__INFORMATION__

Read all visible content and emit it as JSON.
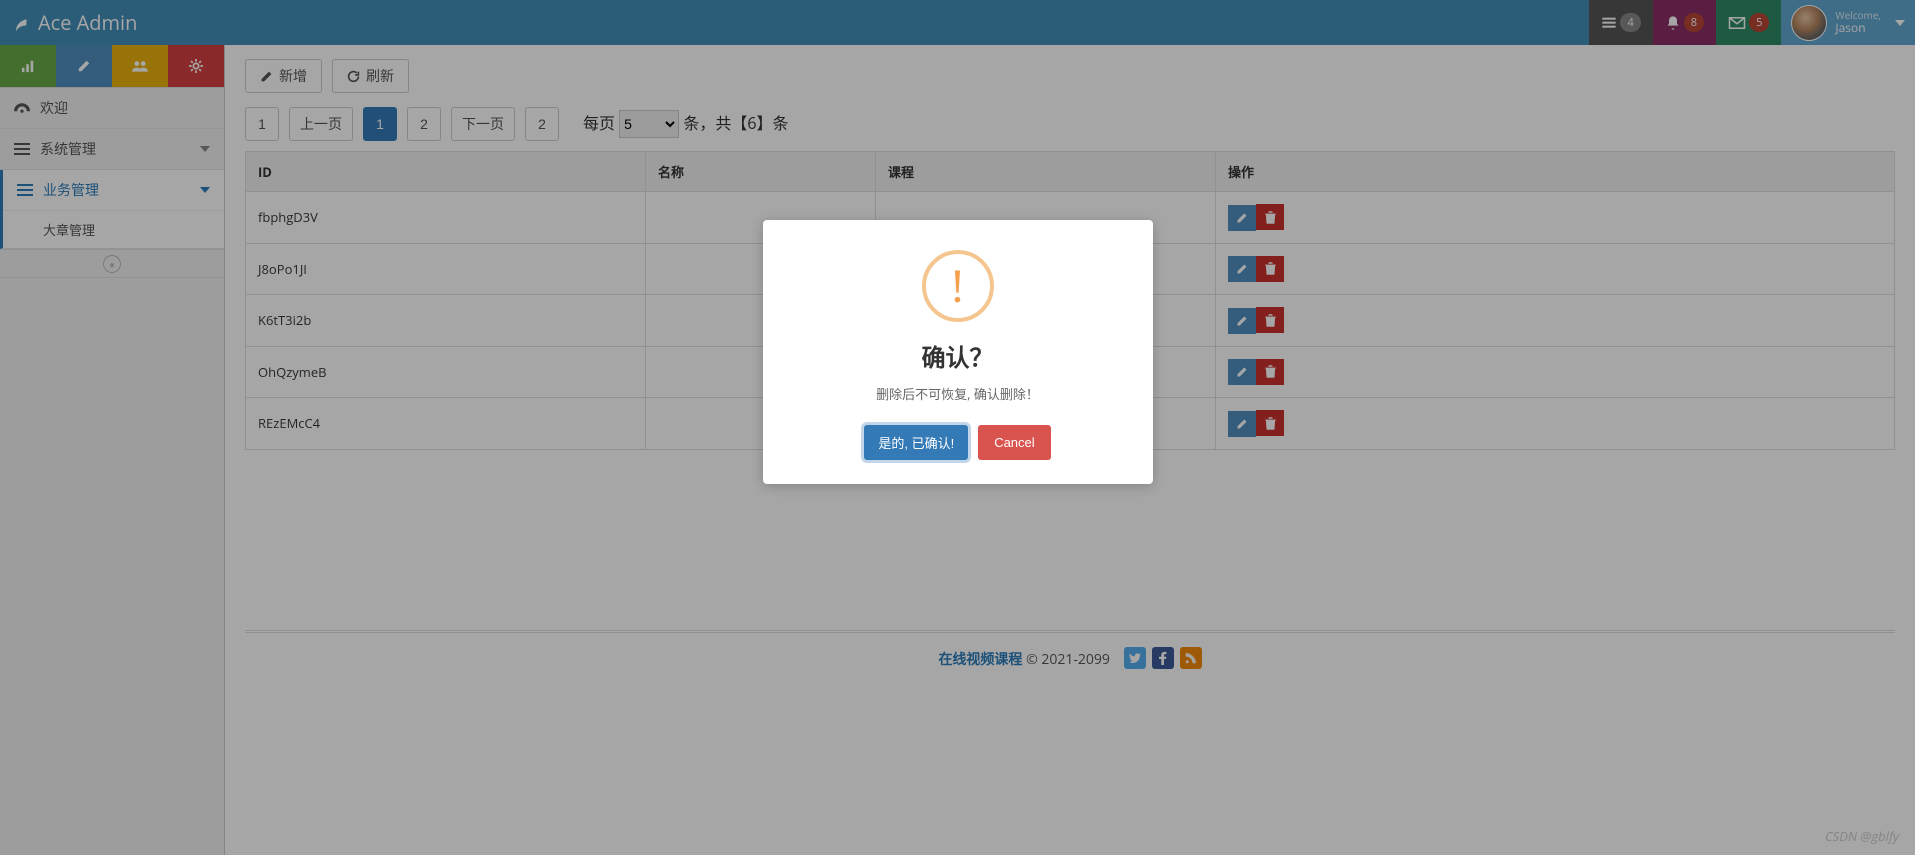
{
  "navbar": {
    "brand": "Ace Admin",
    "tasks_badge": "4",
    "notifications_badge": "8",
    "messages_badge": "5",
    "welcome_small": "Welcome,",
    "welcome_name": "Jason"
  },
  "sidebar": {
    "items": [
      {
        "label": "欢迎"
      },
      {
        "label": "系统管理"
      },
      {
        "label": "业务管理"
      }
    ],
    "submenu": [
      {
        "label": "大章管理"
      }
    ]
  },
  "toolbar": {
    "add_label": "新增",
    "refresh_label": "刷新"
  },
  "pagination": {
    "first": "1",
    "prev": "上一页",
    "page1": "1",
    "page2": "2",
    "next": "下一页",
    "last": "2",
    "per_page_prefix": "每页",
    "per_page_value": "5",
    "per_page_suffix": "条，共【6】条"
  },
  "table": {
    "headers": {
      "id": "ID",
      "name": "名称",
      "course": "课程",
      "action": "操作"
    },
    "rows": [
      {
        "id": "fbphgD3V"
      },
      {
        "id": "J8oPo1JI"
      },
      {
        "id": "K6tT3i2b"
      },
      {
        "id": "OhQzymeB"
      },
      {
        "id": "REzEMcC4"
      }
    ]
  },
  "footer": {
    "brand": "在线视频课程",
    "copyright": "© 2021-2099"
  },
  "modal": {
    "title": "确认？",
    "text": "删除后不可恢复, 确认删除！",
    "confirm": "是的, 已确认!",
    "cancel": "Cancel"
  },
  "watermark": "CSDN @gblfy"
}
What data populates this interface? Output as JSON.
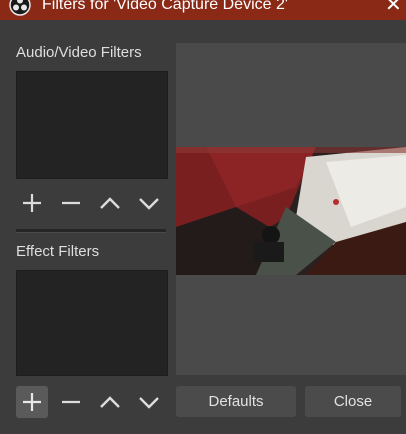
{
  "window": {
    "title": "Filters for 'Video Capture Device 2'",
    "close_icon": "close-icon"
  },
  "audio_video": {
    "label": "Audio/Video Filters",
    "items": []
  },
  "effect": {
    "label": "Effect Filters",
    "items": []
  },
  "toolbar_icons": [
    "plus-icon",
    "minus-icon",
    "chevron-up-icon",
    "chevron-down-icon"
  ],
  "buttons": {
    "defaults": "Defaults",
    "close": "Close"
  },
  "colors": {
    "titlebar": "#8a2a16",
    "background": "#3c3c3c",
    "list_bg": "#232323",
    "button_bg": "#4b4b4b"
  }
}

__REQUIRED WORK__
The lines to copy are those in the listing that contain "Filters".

__TASK SOLUTION__
    "title": "Filters for 'Video Capture Device 2'",
    "label": "Audio/Video Filters",
    "label": "Effect Filters",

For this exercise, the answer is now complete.